The Challenges of Learning a Language
As many of you know, my wife and I are currently in the process of learning a language before going to Ecuador as missionaries. It has been one of the greatest experiences of my life but also one of the hardest. We have been in this process for about nine months now. I want to share with you a few things I have learned and also some areas where I think I have fallen short.
Learning a language is an attitude. I think attitude determines, to a large degree, how well you learn a language. I have to push and remind myself every day to have the right attitude. I often fail, but I have seen that when I do have the right attitude and I am asking questions in the language about the language or culture, then I learn much more. On the days that I am looking for opportunities to learn and practice new words, then I tend to improve in my Spanish. When I am just trying to get through the day without making too many mistakes, I am not improving but merely maintaining.
Learning a language is social. What I mean by that is that I am never going to learn Spanish just by reading or taking lessons. I am going to learn it by talking and interacting with people. Sorry, but Rosetta Stone is just not enough. I am not a super outgoing person, so this something that I am continually working on. It is like most things in life. Practice makes perfect, and I cannot just read or study a language. I must use it.
I have to be teachable. I must always be asking people to help me improve and correct my language. If not, then I will make the same mistakes over and over again. People are friendly, so they don’t want to cut me off in the middle of my sentence, but if they don’t do that, then I will never learn, so I have to ask them for their help and correction. Some people will never do it, but some will, so I have to continue to ask for correction and say thank you when they correct me. Sometimes I have slacked off on this, but I know that this is one of the essential keys to learning Spanish, so I must remember to do it every day.
Having a mentor is huge. Thankfully, I have a missionary by the name of David Gardner, who is helping through this process. He speaks Spanish and English perfectly and can help me with problems that I have and also pick up on the mistakes that I am making and show me how to correct them. He tells me what I am doing wrong and also challenges me to attempt new things in Spanish. I am super grateful for him and his help to me.
I will never be finished learning Spanish.

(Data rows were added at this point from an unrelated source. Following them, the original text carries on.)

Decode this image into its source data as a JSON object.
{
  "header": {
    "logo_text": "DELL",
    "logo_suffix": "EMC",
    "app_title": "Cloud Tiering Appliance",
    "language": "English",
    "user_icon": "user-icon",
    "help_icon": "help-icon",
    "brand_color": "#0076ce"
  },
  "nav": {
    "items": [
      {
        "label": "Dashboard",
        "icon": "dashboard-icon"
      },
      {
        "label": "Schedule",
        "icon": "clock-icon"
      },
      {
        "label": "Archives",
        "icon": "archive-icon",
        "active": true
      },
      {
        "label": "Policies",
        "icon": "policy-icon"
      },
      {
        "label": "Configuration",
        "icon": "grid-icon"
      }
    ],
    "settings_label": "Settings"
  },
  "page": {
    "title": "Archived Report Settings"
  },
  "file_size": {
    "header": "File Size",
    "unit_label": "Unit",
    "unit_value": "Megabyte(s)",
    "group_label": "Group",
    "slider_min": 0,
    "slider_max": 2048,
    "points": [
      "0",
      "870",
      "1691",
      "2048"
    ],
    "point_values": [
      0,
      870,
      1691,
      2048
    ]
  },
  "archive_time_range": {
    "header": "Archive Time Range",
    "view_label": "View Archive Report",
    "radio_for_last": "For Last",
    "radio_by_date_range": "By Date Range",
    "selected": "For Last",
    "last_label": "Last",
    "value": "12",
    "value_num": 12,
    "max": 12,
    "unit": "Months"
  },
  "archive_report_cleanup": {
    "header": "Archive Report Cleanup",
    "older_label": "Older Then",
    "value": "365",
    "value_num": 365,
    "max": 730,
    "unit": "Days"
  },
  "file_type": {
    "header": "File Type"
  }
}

I have realized that after two years of language learning, I will still have more to learn. It is not like a construction project where there are a starting point and a completion date. It is a life long process. I might be able to speak well after two years, but there is so much more to learn, and I must always be looking for ways to improve. I recently began reading a novel in Spanish. I realized that although I can understand the majority of daily conversations with my friends, I was lost reading the book because of the different words that they used and the style of writing
I have greatly enjoyed this language learning process so far, but there is so much more I need to learn, and I cannot be content with my current speaking level. I know that I have made a lot of mistakes and will probably make a lot more in this language learning process. Still, I am thankful for this opportunity to take this next step in getting to Ecuador, and I am having the greatest time of my life doing it.